Under Garmo's supervision as Pastor of Mother of God Church there were many significant milestones for the Parish and the Chaldean community. In July 1972, the community celebrated the groundbreaking of a newly built Mother of God Parish, as well as a social hall that was dedicated by Patriarch March Paul II Cheikho on May 15, 1973. In September 1976, a convent for the Chaldean Sisters was opened on the church's property. Also, while serving as Pastor for Mother of God Church on September 1977, Garmo received Sarhad Yawsip Jammo as an Associate Pastor, who later be named the first bishop of the St. Peter the Apostle Diocese in the US. On April 25, 1979 Garmo began building a new and larger Mother of God Church adjacent to the still standing church which would be converted to the present church's rectory.
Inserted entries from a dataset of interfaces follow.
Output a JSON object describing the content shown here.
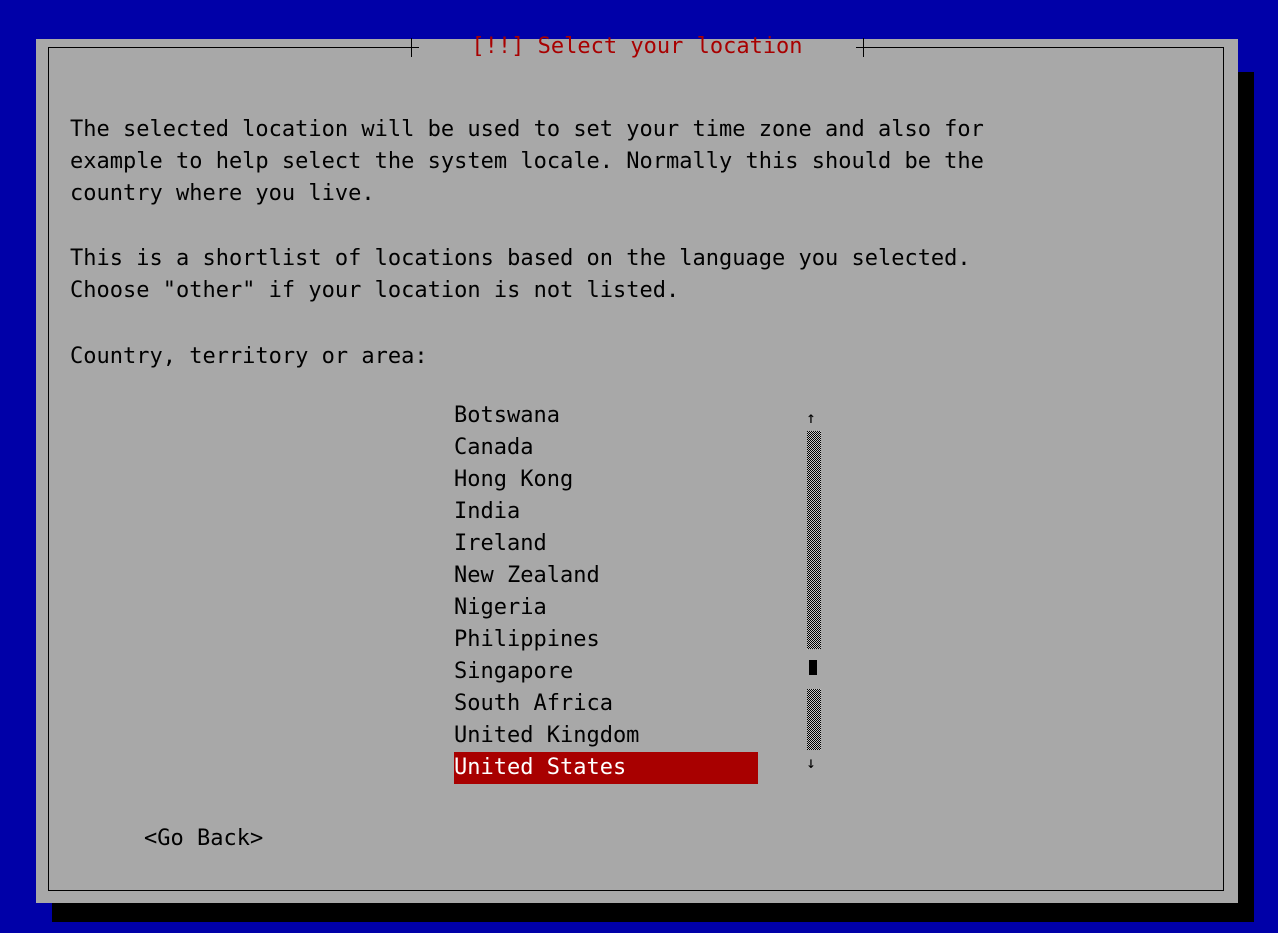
{
  "dialog": {
    "title": "[!!] Select your location",
    "description": "The selected location will be used to set your time zone and also for\nexample to help select the system locale. Normally this should be the\ncountry where you live.",
    "shortlist_note": "This is a shortlist of locations based on the language you selected.\nChoose \"other\" if your location is not listed.",
    "prompt": "Country, territory or area:"
  },
  "country_list": {
    "items": [
      {
        "label": "Botswana"
      },
      {
        "label": "Canada"
      },
      {
        "label": "Hong Kong"
      },
      {
        "label": "India"
      },
      {
        "label": "Ireland"
      },
      {
        "label": "New Zealand"
      },
      {
        "label": "Nigeria"
      },
      {
        "label": "Philippines"
      },
      {
        "label": "Singapore"
      },
      {
        "label": "South Africa"
      },
      {
        "label": "United Kingdom"
      },
      {
        "label": "United States"
      }
    ],
    "selected_index": 11,
    "scroll_up_icon": "↑",
    "scroll_down_icon": "↓"
  },
  "buttons": {
    "go_back": "<Go Back>"
  },
  "colors": {
    "screen_background": "#0000a8",
    "dialog_background": "#a8a8a8",
    "title_text": "#a80000",
    "selected_background": "#a80000",
    "selected_text": "#ffffff"
  }
}
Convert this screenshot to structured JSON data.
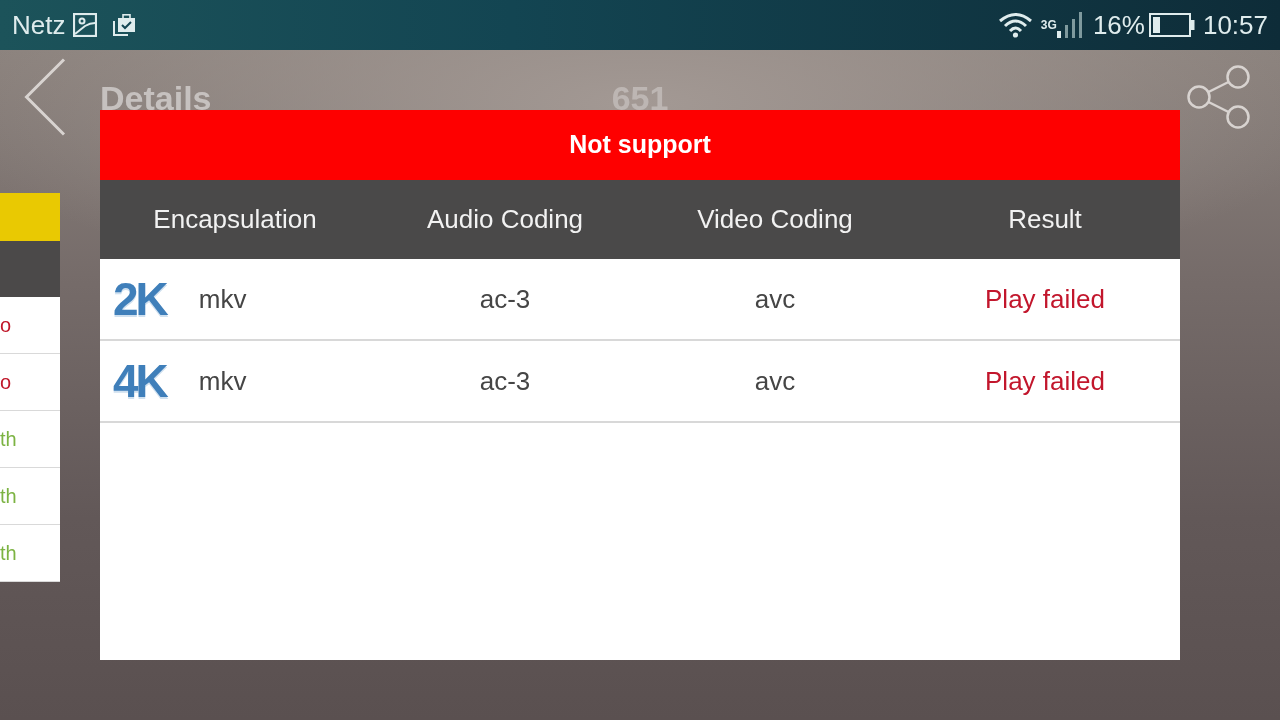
{
  "status_bar": {
    "carrier": "Netz",
    "network_type": "3G",
    "battery": "16%",
    "time": "10:57"
  },
  "app_bar": {
    "title": "Details",
    "count": "651"
  },
  "side_list": {
    "items": [
      {
        "text": "o",
        "color": "#c0182a"
      },
      {
        "text": "o",
        "color": "#c0182a"
      },
      {
        "text": "th",
        "color": "#7cb342"
      },
      {
        "text": "th",
        "color": "#7cb342"
      },
      {
        "text": "th",
        "color": "#7cb342"
      }
    ]
  },
  "dialog": {
    "title": "Not support",
    "columns": [
      "Encapsulation",
      "Audio Coding",
      "Video Coding",
      "Result"
    ],
    "rows": [
      {
        "resolution": "2K",
        "encapsulation": "mkv",
        "audio_coding": "ac-3",
        "video_coding": "avc",
        "result": "Play failed"
      },
      {
        "resolution": "4K",
        "encapsulation": "mkv",
        "audio_coding": "ac-3",
        "video_coding": "avc",
        "result": "Play failed"
      }
    ]
  }
}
The new church was completed and dedicated on September 13, 1980 by Patriarch March Paul II Cheiko.

Archbishop of Mosul[edit]

On September 14, 1980 Garmo was consecrated Archbishop of Mosul by the Chaldean Patriarch. He served as Archbishop of Mosul until September 9, 1999 when he died of cancer.[2]

Episcopal lineage[edit]

Episcopal lineage
Consecrated by: March Paul II Cheikho
Preceded by
Emmanuel Daddi
Archbishop of Mosul
Succeeded by
Paulos Faraj Rahho

Archbishop George Garmo was Co-Consecrated By:

  • Mar Raphaël I Bidawid †
  • Bishop Abdul-Ahad Sana

Archbishop George Garmo was the Principal Co-Consecrator of:


External links[edit]